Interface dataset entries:

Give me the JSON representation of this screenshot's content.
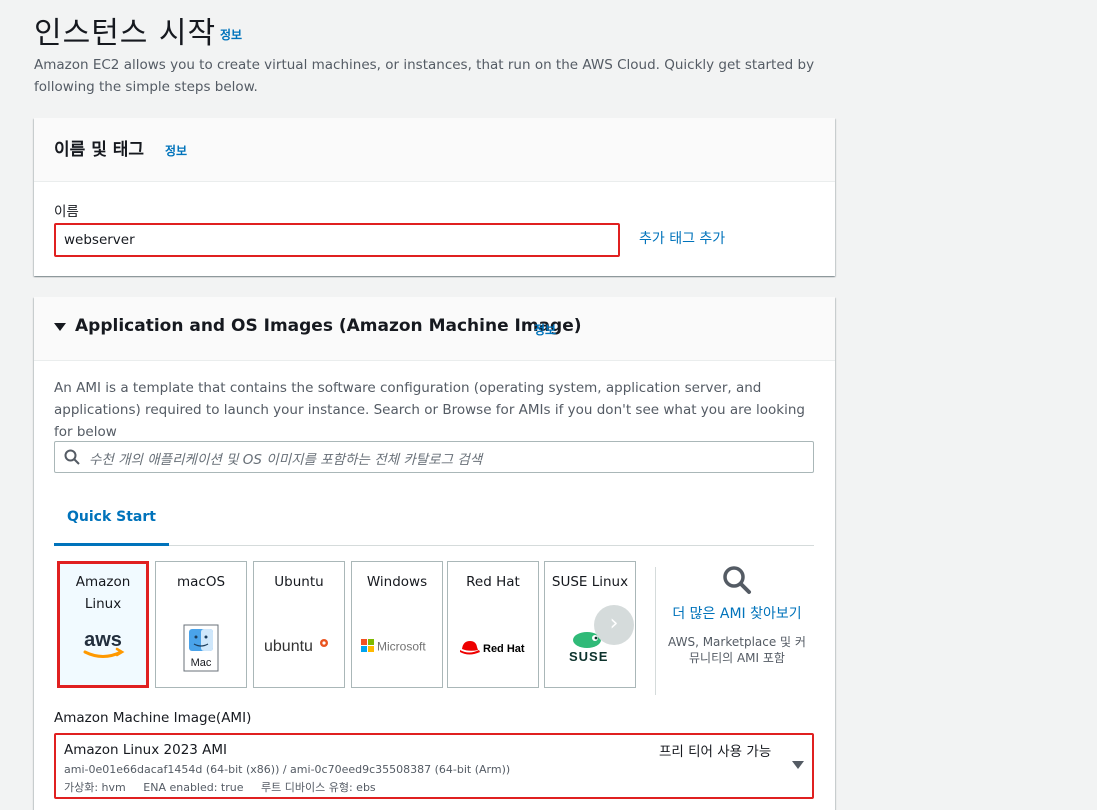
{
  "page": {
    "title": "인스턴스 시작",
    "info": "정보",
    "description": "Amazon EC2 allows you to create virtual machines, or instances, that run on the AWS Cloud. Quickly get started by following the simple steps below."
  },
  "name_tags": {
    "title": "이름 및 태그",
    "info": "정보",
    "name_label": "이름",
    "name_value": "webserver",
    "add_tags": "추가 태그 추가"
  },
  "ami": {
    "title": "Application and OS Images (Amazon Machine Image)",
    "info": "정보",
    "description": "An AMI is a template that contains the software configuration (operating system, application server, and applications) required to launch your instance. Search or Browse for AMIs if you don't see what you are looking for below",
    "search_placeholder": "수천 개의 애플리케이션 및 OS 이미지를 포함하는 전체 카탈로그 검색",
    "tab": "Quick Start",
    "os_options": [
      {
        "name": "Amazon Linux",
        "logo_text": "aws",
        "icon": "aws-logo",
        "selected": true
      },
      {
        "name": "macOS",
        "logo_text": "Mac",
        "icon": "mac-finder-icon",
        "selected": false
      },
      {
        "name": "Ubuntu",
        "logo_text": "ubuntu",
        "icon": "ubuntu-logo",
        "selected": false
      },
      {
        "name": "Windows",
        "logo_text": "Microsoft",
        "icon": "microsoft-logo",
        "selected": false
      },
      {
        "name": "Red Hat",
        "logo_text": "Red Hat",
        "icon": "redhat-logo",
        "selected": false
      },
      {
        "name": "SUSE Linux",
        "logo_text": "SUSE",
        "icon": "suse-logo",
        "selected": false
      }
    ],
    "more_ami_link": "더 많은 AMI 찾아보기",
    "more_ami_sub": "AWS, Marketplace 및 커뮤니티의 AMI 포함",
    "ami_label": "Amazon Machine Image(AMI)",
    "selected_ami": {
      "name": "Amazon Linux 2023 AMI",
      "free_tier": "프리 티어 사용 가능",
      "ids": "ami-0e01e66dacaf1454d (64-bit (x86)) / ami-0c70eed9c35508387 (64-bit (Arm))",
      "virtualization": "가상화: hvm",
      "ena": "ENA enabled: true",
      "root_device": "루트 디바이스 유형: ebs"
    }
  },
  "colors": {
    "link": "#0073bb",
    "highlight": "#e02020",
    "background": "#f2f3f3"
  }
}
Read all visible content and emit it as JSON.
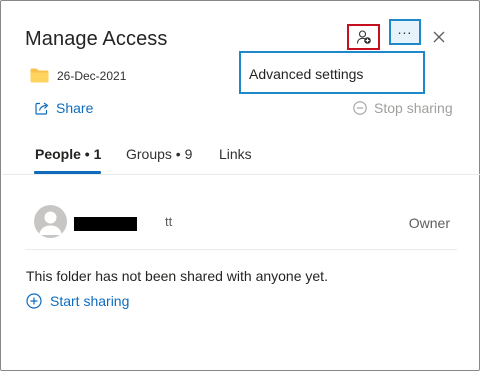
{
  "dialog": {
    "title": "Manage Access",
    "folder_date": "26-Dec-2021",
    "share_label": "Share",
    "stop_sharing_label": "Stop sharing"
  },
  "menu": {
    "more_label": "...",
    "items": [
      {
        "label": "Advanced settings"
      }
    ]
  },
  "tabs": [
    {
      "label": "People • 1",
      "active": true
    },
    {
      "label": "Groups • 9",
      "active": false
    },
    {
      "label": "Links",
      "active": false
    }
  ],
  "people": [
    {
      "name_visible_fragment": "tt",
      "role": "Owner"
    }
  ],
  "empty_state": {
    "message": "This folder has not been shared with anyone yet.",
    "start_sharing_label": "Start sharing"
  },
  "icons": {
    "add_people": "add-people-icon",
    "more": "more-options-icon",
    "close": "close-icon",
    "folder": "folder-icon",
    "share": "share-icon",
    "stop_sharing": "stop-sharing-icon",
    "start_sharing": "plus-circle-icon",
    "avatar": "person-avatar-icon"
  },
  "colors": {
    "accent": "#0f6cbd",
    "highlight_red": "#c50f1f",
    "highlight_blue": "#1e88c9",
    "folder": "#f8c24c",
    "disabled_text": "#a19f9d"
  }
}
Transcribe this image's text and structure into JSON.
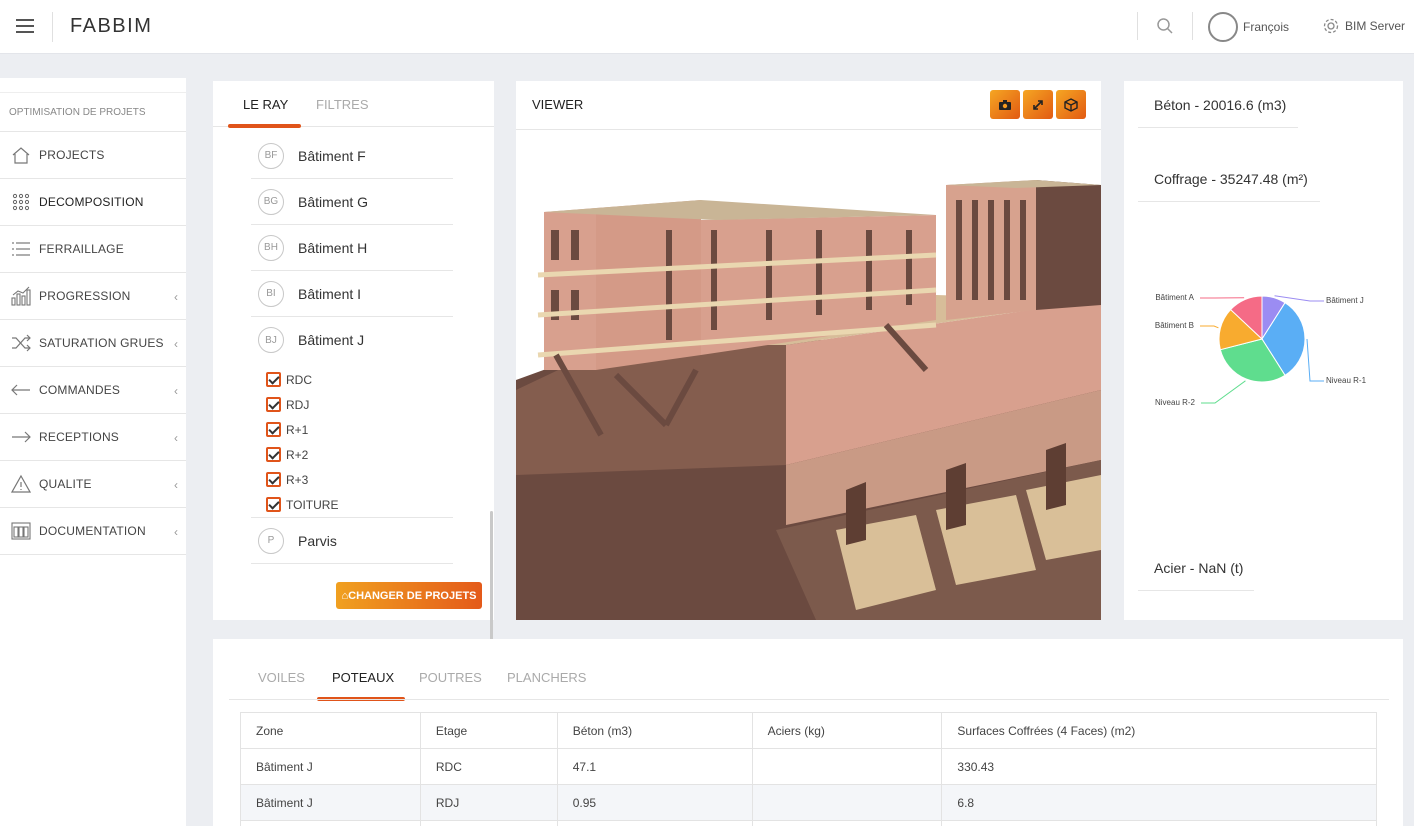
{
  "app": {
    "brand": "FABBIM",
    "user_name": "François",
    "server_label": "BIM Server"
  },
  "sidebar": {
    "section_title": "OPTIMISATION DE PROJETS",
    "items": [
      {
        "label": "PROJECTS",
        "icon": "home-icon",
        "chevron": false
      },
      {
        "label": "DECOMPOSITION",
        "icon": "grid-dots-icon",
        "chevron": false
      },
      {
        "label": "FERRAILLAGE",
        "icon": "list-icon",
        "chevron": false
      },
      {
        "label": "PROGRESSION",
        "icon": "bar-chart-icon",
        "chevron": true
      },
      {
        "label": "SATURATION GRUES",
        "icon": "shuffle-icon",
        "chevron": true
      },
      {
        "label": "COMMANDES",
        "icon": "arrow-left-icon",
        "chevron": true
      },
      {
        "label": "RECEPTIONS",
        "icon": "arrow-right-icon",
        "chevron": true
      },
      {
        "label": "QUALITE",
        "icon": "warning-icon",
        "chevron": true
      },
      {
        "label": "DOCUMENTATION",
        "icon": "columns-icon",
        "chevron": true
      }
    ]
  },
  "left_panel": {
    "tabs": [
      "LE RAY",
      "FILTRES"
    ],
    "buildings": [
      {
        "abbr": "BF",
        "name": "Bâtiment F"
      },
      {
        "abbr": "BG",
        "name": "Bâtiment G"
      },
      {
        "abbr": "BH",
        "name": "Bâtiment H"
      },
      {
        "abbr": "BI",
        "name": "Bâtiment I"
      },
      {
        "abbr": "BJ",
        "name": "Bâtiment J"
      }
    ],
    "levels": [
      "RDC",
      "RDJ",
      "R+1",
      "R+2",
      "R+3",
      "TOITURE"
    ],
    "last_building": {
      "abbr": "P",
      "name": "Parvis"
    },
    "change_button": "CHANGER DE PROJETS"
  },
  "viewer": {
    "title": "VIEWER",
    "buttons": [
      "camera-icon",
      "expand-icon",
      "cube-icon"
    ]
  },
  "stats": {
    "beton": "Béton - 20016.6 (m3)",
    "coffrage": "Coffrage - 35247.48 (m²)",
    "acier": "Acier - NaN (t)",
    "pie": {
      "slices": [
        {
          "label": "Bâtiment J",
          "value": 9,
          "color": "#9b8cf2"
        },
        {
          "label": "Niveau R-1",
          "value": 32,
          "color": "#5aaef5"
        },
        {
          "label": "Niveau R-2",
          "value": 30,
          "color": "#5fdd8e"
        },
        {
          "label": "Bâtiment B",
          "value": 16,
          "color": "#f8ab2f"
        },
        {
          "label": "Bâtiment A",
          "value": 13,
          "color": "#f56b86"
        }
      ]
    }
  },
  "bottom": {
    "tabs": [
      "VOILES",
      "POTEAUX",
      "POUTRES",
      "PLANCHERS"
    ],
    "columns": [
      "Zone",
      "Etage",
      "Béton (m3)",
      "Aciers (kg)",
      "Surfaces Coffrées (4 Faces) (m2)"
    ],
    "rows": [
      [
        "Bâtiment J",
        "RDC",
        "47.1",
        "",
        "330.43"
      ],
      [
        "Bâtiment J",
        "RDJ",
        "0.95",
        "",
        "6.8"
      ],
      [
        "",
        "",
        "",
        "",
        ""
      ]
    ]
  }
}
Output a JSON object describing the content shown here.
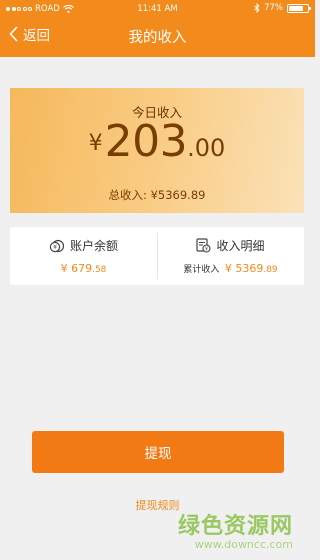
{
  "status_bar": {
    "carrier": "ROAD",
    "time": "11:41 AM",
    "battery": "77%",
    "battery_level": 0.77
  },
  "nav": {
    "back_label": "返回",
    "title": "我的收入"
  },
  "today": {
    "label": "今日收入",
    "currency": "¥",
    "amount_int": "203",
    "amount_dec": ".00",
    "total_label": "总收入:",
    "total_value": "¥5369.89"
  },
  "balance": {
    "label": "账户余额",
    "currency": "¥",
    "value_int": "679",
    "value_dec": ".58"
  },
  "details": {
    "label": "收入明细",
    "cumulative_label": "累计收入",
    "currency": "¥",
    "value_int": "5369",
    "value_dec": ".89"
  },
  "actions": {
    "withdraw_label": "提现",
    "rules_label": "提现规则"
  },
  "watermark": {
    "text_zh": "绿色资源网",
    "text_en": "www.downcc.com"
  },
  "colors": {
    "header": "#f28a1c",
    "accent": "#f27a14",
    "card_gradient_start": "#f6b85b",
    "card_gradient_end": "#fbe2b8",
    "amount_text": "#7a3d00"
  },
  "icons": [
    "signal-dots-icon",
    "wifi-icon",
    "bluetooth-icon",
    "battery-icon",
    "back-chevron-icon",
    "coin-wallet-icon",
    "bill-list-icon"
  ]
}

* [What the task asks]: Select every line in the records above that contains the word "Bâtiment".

* [Solution to this task]:
        "name": "Bâtiment F"
        "name": "Bâtiment G"
        "name": "Bâtiment H"
        "name": "Bâtiment I"
        "name": "Bâtiment J"
          "label": "Bâtiment J",
          "label": "Bâtiment B",
          "label": "Bâtiment A",
        "Bâtiment J",
        "Bâtiment J",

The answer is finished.